• _What is being asked_: Go through the data below and report how many lines contain "Start"; the reply holds only that number.

• _Data to process_:
--

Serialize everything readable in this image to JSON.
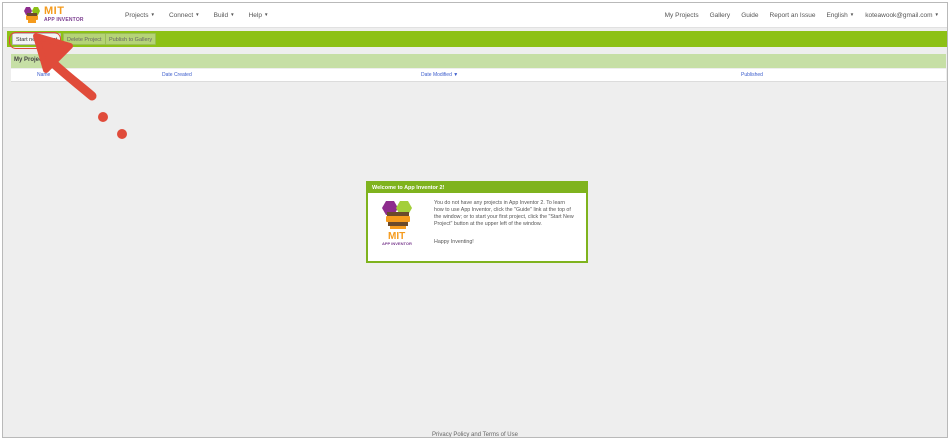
{
  "logo": {
    "mit": "MIT",
    "app_inventor": "APP INVENTOR"
  },
  "nav_left": [
    {
      "label": "Projects"
    },
    {
      "label": "Connect"
    },
    {
      "label": "Build"
    },
    {
      "label": "Help"
    }
  ],
  "nav_right": {
    "my_projects": "My Projects",
    "gallery": "Gallery",
    "guide": "Guide",
    "report": "Report an Issue",
    "language": "English",
    "account": "koteawook@gmail.com"
  },
  "toolbar": {
    "start_new": "Start new project",
    "delete": "Delete Project",
    "publish": "Publish to Gallery"
  },
  "projects": {
    "title": "My Projects",
    "columns": {
      "name": "Name",
      "created": "Date Created",
      "modified": "Date Modified ▼",
      "published": "Published"
    }
  },
  "dialog": {
    "title": "Welcome to App Inventor 2!",
    "logo_mit": "MIT",
    "logo_ai": "APP INVENTOR",
    "message": "You do not have any projects in App Inventor 2. To learn how to use App Inventor, click the \"Guide\" link at the top of the window; or to start your first project, click the \"Start New Project\" button at the upper left of the window.",
    "happy": "Happy Inventing!"
  },
  "footer": {
    "link": "Privacy Policy and Terms of Use"
  },
  "colors": {
    "toolbar_green": "#8dc116",
    "header_green": "#c6dfa5",
    "dialog_green": "#7fb31e",
    "annotation_red": "#e04b3a"
  }
}
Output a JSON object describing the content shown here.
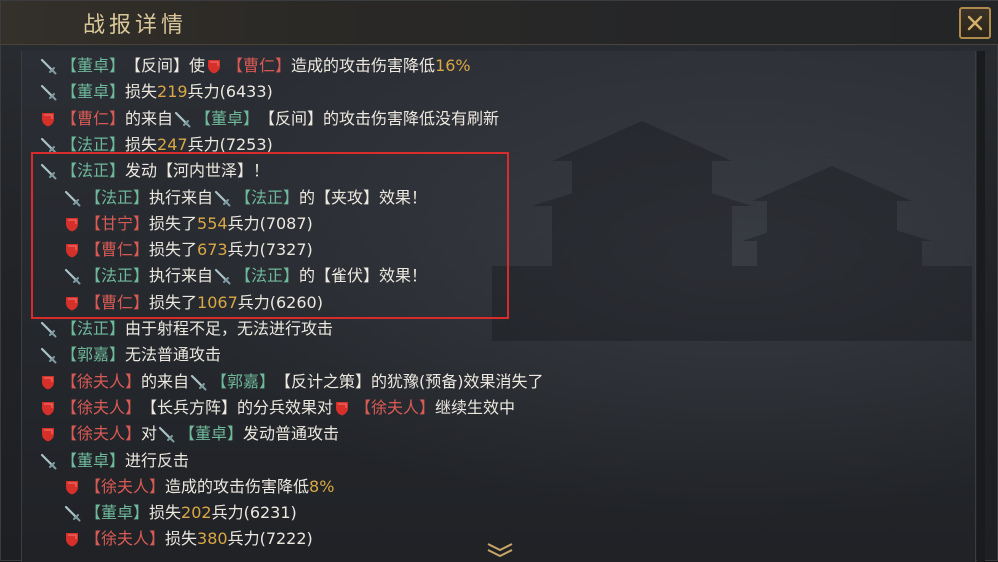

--

• _Written response_: 2